An intermediate space between model space and camera space. Conceptually, all objects are transformed into this space along the transformation chain.
A three dimensional coordinate system where the three coordinates are not defined by 3 values multiplied by vectors, but by two angles and a radius. One angle specifies rotation around a point in a known plane. The other angle specifies rotation above and below this plane. And the radius specifies the distance from the origin. Spherical coordinates are not a Euclidean geometry.
A specific kind of coordinate system that follows certain axioms. For the sake of brevity, consider it a “regular” coordinate system, one that follows the simple, obvious rules one might expect of a 2D sheet of paper.
An ordered sequence of vertices given to OpenGL by one of the
glDraw* series of functions.
The mechanism used by OpenGL for interpreting and rendering a vertex
glDraw* function takes a rendering mode
as its first parameter. The primitive mode defines two things: the primitive
type and the primitive representation.
The kind of object that OpenGL will draw with a vertex stream. OpenGL draws triangles, but it can also draw points or other things.
The way the vertex stream is converted into one or more of the primitive type. Each primitive type consumes a number of vertices; the primitive representation specifies the manor in which the stream of length N is converted into a number M of primitives.
A buffer object used to store data for uniform blocks.
A named set of uniform definitions. This set of uniforms is not stored in the program object, but instead is taken from a buffer object bound to a buffer object binding point in the OpenGL rendering context.
There is a limit on the number of uniform blocks a single program object can use. There is also a per-shader stage limit as well.
The way a uniform block is layed out by the GLSL compiler. This determines whether uniform blocks can be shared with other programs, and whether the user needs to query the location of each uniform within the block.
A number, queried from a program object, that represents a particular uniform block. This number is used to refer to the uniform block in other functions.

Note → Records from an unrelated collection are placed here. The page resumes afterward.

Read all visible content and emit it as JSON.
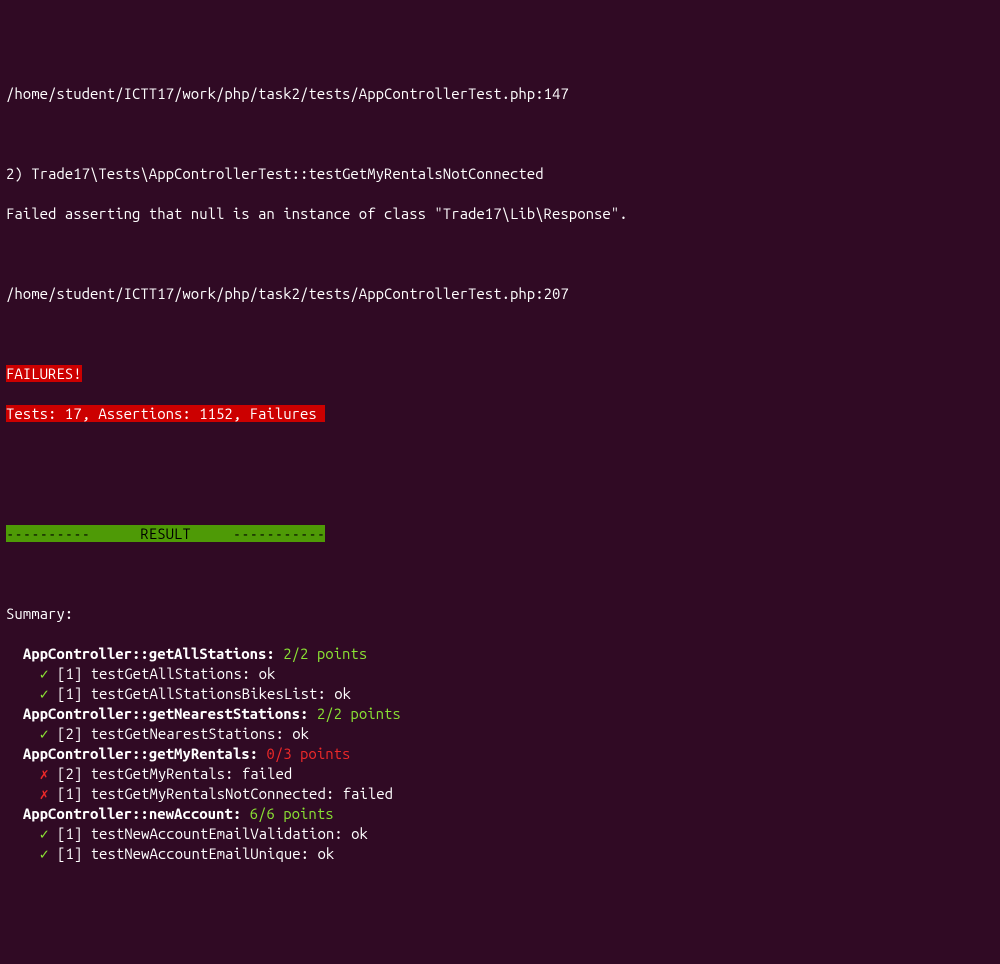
{
  "trace1": "/home/student/ICTT17/work/php/task2/tests/AppControllerTest.php:147",
  "failure_header": "2) Trade17\\Tests\\AppControllerTest::testGetMyRentalsNotConnected",
  "failure_msg": "Failed asserting that null is an instance of class \"Trade17\\Lib\\Response\".",
  "trace2": "/home/student/ICTT17/work/php/task2/tests/AppControllerTest.php:207",
  "fail_banner1": "FAILURES!",
  "fail_banner2": "Tests: 17, Assertions: 1152, Failures ",
  "result_banner": "----------      RESULT     -----------",
  "summary_label": "Summary:",
  "groups": [
    {
      "prefix": "  ",
      "class": "AppController::getAllStations:",
      "score": " 2/2 points",
      "score_class": "green-txt",
      "tests": [
        {
          "mark": "✓",
          "mark_class": "green-txt",
          "points": "[1]",
          "name": " testGetAllStations: ",
          "status": "ok"
        },
        {
          "mark": "✓",
          "mark_class": "green-txt",
          "points": "[1]",
          "name": " testGetAllStationsBikesList: ",
          "status": "ok"
        }
      ]
    },
    {
      "prefix": "  ",
      "class": "AppController::getNearestStations:",
      "score": " 2/2 points",
      "score_class": "green-txt",
      "tests": [
        {
          "mark": "✓",
          "mark_class": "green-txt",
          "points": "[2]",
          "name": " testGetNearestStations: ",
          "status": "ok"
        }
      ]
    },
    {
      "prefix": "  ",
      "class": "AppController::getMyRentals:",
      "score": " 0/3 points",
      "score_class": "red-txt",
      "tests": [
        {
          "mark": "✗",
          "mark_class": "red-txt",
          "points": "[2]",
          "name": " testGetMyRentals: ",
          "status": "failed"
        },
        {
          "mark": "✗",
          "mark_class": "red-txt",
          "points": "[1]",
          "name": " testGetMyRentalsNotConnected: ",
          "status": "failed"
        }
      ]
    },
    {
      "prefix": "  ",
      "class": "AppController::newAccount:",
      "score": " 6/6 points",
      "score_class": "green-txt",
      "tests": [
        {
          "mark": "✓",
          "mark_class": "green-txt",
          "points": "[1]",
          "name": " testNewAccountEmailValidation: ",
          "status": "ok"
        },
        {
          "mark": "✓",
          "mark_class": "green-txt",
          "points": "[1]",
          "name": " testNewAccountEmailUnique: ",
          "status": "ok"
        }
      ]
    }
  ]
}
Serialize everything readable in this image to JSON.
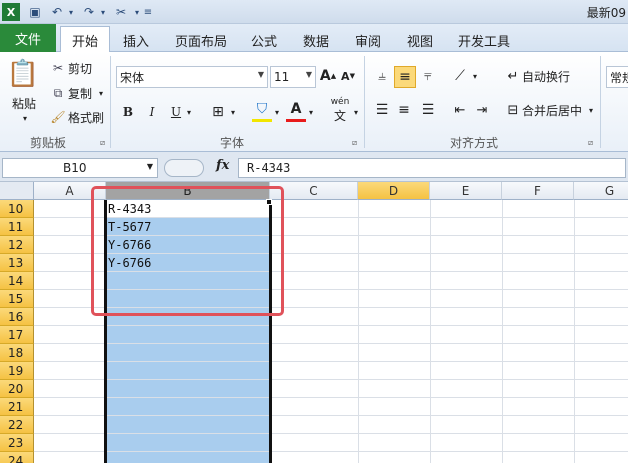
{
  "titlebar": {
    "qat_icons": [
      "excel-app-icon",
      "save-icon",
      "undo-icon",
      "redo-icon",
      "customize-icon"
    ],
    "title": "最新09"
  },
  "tabs": {
    "file": "文件",
    "items": [
      "开始",
      "插入",
      "页面布局",
      "公式",
      "数据",
      "审阅",
      "视图",
      "开发工具"
    ],
    "active": "开始"
  },
  "ribbon": {
    "clipboard": {
      "paste": "粘贴",
      "cut": "剪切",
      "copy": "复制",
      "format_painter": "格式刷",
      "group": "剪贴板"
    },
    "font": {
      "name": "宋体",
      "size": "11",
      "bold": "B",
      "italic": "I",
      "underline": "U",
      "phonetic": "wén",
      "group": "字体"
    },
    "alignment": {
      "wrap": "自动换行",
      "merge": "合并后居中",
      "group": "对齐方式"
    },
    "number": {
      "format": "常规"
    }
  },
  "formula_bar": {
    "name_box": "B10",
    "fx": "fx",
    "content": "R-4343"
  },
  "grid": {
    "columns": [
      "A",
      "B",
      "C",
      "D",
      "E",
      "F",
      "G"
    ],
    "selected_column": "B",
    "rows": [
      "10",
      "11",
      "12",
      "13",
      "14",
      "15",
      "16",
      "17",
      "18",
      "19",
      "20",
      "21",
      "22",
      "23",
      "24"
    ],
    "cells_b": [
      "R-4343",
      "T-5677",
      "Y-6766",
      "Y-6766"
    ]
  },
  "colors": {
    "file_tab": "#2a8a3a",
    "selection": "#a9cdee",
    "header_selected": "#f5c243",
    "highlight_box": "#e0525a"
  }
}
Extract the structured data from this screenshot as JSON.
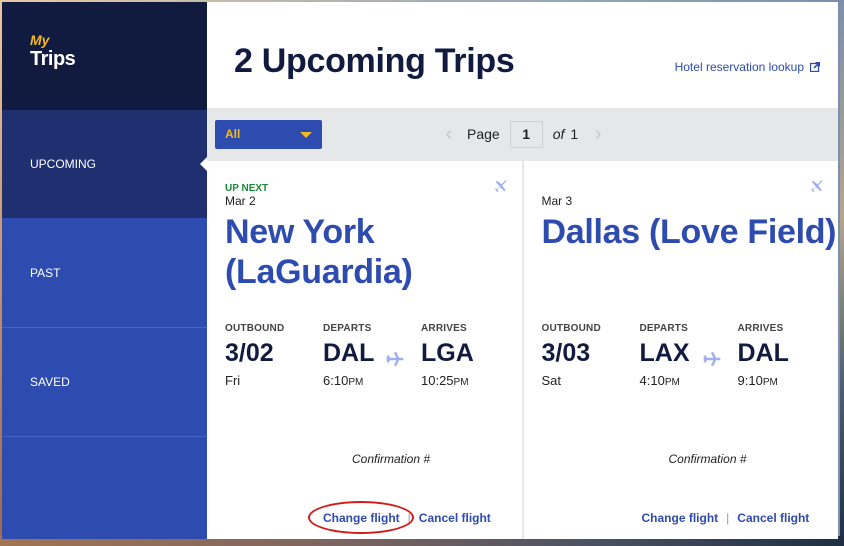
{
  "brand": {
    "my": "My",
    "trips": "Trips"
  },
  "sidebar": {
    "items": [
      {
        "label": "UPCOMING",
        "active": true
      },
      {
        "label": "PAST",
        "active": false
      },
      {
        "label": "SAVED",
        "active": false
      }
    ]
  },
  "header": {
    "title": "2 Upcoming Trips",
    "hotel_link": "Hotel reservation lookup",
    "hotel_link_icon": "external-link-icon"
  },
  "toolbar": {
    "filter": {
      "selected": "All"
    },
    "pager": {
      "label": "Page",
      "current": "1",
      "of_label": "of",
      "total": "1"
    }
  },
  "trips": [
    {
      "badge": "UP NEXT",
      "date": "Mar 2",
      "destination": "New York (LaGuardia)",
      "icon": "plane-icon",
      "outbound_label": "OUTBOUND",
      "outbound_date": "3/02",
      "outbound_day": "Fri",
      "departs_label": "DEPARTS",
      "departs_code": "DAL",
      "departs_time": "6:10",
      "departs_ampm": "PM",
      "arrives_label": "ARRIVES",
      "arrives_code": "LGA",
      "arrives_time": "10:25",
      "arrives_ampm": "PM",
      "confirmation_label": "Confirmation #",
      "change_label": "Change flight",
      "separator": "|",
      "cancel_label": "Cancel flight",
      "change_highlighted": true
    },
    {
      "badge": "",
      "date": "Mar 3",
      "destination": "Dallas (Love Field)",
      "icon": "plane-icon",
      "outbound_label": "OUTBOUND",
      "outbound_date": "3/03",
      "outbound_day": "Sat",
      "departs_label": "DEPARTS",
      "departs_code": "LAX",
      "departs_time": "4:10",
      "departs_ampm": "PM",
      "arrives_label": "ARRIVES",
      "arrives_code": "DAL",
      "arrives_time": "9:10",
      "arrives_ampm": "PM",
      "confirmation_label": "Confirmation #",
      "change_label": "Change flight",
      "separator": "|",
      "cancel_label": "Cancel flight",
      "change_highlighted": false
    }
  ],
  "colors": {
    "brand_navy": "#111b40",
    "brand_blue": "#2e4bb0",
    "accent_gold": "#f5b920",
    "up_next_green": "#1a8a3a",
    "highlight_red": "#d01c1c"
  }
}
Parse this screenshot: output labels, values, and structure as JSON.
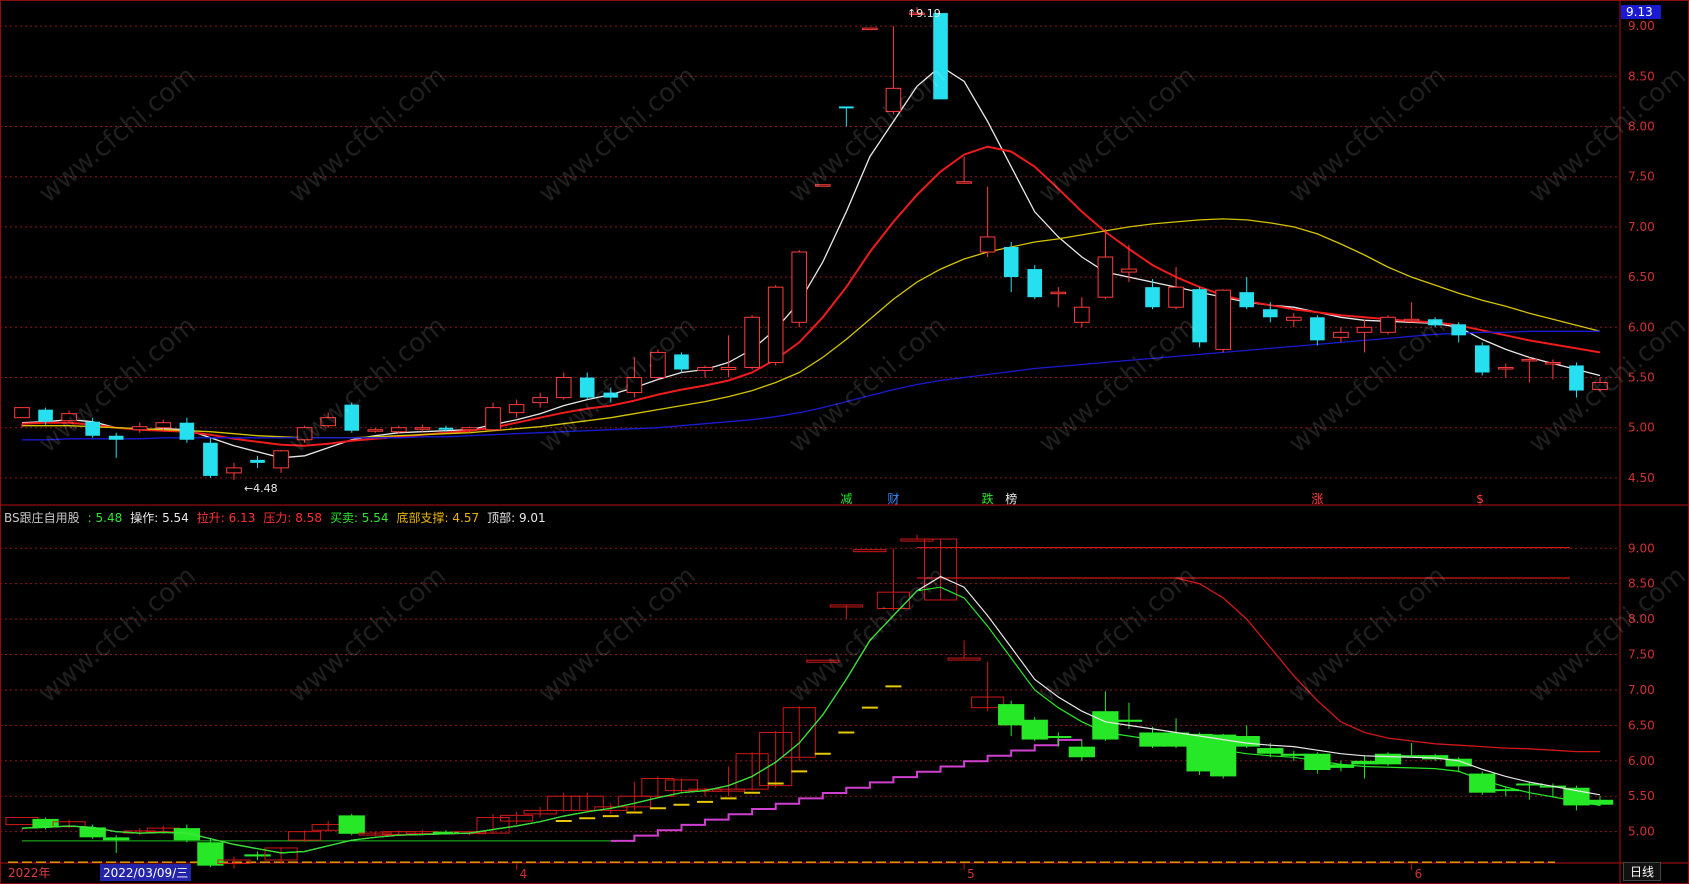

An array of locations in the OpenGL context where uniform buffers can be bound to. Programs can have their uniform blocks associated with one of the entries in this array. When using such a program, it will use the buffer object bound to that location to find the data for that uniform block.